|dc.description.abstract||Micro and nano aluminum (Al) particles have drawn much attention for properties as metal fuels in energetic materials. Aluminum is the preferred metal due to its thermodynamic stability after long term storage, abundance on Earth and relatively high reactivity with various oxidizers such as oxygen gas, metal oxides and liquid water. This thesis investigates the kinetics of heterogeneous reactions of micro and nano aluminum particles via controlled oxidation and combustion experiments. The main objectives of this research are to incorporate fundamental theories in solid state kinetics with the experimental data/observations, and obtain a deeper understanding of the kinetic mechanisms that control these heterogeneous reactions. Proper experimental setups and procedures are an essential part of this research due to the currently limited theoretical knowledge in this field.
Studies have shown that mass diffusion and phase transformations processes are elementary for reactions of Al in air or oxygen. However, the physical processes regarding simultaneous oxidation and phase transformation were unclear. Thermogravimetric and differential scanning calorimetry experiments and the core-shell model of oxidation were combined, and it was found that this model is only applicable when the shell does not undergo phase transformations. On the other hand, the simultaneous oxidation and phase transformation were explained by the nucleation and growth model with a parameter that defines the rate controlling processes. Diffusional processes were rate determining steps in the oxidation of micro and nano Al powders while the kinetics of the chemical reactions were very fast. Similarly, high speed imaging of the combustion of consolidated Al particles via laser ignition in a closed chamber at various partial pressures of oxygen indicated that oxygen diffusion is the rate controlling mechanism of flame propagation. However, some experimental observations diverge from the theoretical predictions due to the particle agglomeration and inhomogeneous pore structure.
Aluminum based thermites are a class of highly energetic materials composed of solid state Al and metal oxidizer with tunable combustion properties. The ignition and combustion mechanisms of consolidated aluminum/copper oxide (CuO) nanothermite pellets were investigated via laser ignition coupled with high speed imaging. It was found that the fast heating created significant material ablation followed by heat transfer along the heated surface. The bulk ignition occurred near the edges prior to the self-sustained combustion. The high porosity Al/CuO pellets ignited significantly faster and the burning speed was orders of magnitude higher compared to the low porosity pellets. The results indicated that the reaction mechanism changed from mass convection to heat conduction with increasing the bulk density. Scanning electron microscopy images of pre and post-combustion illustrated that homogeneity of the mixture is a critical parameter for optimizing the performance. On the other hand, the type of nanothermite structures is a critical parameter for the tenability of these reactions. It was found that the ignition mechanisms of the consolidated Al/CuO nanoparticles and sputtered Al/Cu2O nanolaminates are fundamentally different. The net energy balance on the laser heated surface controlled the ignition delay in the pellets, and this was dominated by the net thermal conductivity of the porous structure. A semi-empirical laser ignition model of the pellets was proposed. On the other hand, significant laser energy absorption was mandatory for the ignition of nanolaminates. The ignition delay was optimized by finding the optimum Cu2O layer thickness that maximized both the absorption coefficient of laser radiation and the mass diffusion rates of oxygen.

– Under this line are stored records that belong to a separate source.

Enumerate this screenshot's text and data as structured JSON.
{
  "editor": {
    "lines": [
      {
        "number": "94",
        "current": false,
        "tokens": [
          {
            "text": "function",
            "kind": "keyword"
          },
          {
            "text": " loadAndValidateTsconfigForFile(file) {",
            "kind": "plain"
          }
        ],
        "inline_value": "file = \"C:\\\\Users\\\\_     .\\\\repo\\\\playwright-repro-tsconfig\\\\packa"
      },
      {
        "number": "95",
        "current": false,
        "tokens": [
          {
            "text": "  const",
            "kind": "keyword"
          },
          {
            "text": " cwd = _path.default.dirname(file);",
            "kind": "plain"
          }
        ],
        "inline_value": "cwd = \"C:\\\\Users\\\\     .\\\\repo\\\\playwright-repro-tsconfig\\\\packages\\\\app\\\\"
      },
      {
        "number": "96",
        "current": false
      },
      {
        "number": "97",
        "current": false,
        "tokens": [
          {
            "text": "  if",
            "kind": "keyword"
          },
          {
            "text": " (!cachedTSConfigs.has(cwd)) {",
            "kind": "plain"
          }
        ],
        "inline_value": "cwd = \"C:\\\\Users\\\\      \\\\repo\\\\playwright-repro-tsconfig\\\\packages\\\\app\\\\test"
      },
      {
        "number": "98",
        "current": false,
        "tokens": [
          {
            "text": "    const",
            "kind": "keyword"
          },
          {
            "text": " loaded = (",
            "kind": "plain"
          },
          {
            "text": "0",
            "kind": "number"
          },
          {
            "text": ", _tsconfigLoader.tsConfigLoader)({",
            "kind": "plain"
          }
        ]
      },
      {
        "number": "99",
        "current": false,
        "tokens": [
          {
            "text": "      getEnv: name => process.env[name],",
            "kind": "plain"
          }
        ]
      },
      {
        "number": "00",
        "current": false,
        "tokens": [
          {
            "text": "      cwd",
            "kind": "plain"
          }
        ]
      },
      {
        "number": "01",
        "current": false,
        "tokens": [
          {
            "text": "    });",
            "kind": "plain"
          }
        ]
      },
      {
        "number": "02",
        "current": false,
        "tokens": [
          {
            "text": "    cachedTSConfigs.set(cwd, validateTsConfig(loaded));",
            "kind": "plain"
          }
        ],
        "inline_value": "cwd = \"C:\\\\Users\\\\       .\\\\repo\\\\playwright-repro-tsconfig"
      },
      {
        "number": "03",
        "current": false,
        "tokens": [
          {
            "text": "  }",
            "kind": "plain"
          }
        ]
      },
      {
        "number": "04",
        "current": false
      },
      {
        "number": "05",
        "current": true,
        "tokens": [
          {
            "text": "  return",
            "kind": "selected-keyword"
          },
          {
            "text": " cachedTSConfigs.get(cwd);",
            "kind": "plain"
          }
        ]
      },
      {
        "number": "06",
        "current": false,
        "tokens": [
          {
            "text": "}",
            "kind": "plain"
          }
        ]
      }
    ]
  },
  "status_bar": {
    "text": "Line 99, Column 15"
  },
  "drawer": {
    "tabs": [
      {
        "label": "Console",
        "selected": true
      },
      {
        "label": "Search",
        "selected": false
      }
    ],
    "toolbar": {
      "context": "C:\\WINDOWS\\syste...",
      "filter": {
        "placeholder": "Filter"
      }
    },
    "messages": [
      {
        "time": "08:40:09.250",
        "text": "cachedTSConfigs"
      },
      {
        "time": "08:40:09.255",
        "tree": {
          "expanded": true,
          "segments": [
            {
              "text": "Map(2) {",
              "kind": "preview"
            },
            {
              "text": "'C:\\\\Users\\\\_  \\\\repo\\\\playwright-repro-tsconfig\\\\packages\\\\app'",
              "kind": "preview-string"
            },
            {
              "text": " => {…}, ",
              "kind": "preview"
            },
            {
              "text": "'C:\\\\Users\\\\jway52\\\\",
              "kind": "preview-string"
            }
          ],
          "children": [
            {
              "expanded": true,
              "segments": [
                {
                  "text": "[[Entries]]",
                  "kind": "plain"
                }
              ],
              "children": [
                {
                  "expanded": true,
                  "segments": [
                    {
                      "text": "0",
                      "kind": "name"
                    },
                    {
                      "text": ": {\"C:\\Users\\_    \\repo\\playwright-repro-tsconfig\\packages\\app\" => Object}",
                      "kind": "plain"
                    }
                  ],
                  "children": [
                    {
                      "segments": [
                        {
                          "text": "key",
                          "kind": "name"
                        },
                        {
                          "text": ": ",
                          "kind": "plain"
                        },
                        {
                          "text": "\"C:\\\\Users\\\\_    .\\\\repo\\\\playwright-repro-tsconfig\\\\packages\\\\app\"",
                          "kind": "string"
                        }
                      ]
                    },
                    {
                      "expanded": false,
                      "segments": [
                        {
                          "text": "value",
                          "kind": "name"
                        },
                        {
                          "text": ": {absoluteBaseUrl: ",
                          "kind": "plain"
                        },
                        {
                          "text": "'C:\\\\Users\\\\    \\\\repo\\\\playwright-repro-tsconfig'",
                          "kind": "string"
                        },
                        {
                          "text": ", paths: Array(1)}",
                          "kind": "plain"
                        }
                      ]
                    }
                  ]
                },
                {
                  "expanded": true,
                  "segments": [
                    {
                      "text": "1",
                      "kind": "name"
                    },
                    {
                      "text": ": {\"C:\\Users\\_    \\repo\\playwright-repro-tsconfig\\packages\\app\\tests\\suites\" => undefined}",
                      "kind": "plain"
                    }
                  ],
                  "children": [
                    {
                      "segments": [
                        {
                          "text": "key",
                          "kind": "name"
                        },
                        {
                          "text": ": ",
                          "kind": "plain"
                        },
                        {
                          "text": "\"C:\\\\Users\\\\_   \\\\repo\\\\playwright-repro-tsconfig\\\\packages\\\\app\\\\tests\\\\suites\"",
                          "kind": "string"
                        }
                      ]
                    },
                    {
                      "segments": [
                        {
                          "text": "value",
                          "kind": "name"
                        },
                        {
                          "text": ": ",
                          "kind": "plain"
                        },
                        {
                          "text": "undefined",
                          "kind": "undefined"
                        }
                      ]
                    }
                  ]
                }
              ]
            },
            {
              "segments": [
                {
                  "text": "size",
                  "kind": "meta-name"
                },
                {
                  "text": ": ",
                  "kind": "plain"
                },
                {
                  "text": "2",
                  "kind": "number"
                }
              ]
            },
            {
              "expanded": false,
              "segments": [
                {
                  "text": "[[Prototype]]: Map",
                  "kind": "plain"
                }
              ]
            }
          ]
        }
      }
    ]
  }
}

The reactions between aluminum and liquid water are attractive to generated hydrogen gas on-demand. Controlled oxidation experiments were performed using isothermal calorimetry and self-sustained combustion experiments were performed using a high pressure batch reactor. . It was found that the nucleation and growth of the aluminum hydroxides byproducts control the kinetics of these reactions and thus the kinetics of hydrogen release. Model and model-free methods were implemented to describe the reaction sequence. It was found that this mechanism exhibits two distinct and sequential stages: a kinetically controlled stage where nucleation and growth is limited by the chemical reactions on the surface of aluminum, and a diffusion controlled stage where the growth is limited by the mass diffusion through the aluminum hydroxide by-products. The separation of these stages is not obvious under non-isothermal conditions due to the overlap of the stages, and the one with a lower Ea dominates. The kinetics of the reactions was significantly increased under high temperature and pressure, which prevented the boiling of water. The Al-hydroxide byproducts and NaOH solutions were found to have catalytic properties on the Al/water reactions by lowering the apparent activation energy. A semi-empirical batch reactor model was proposed to study the complexity of these heterogeneous reactions.||en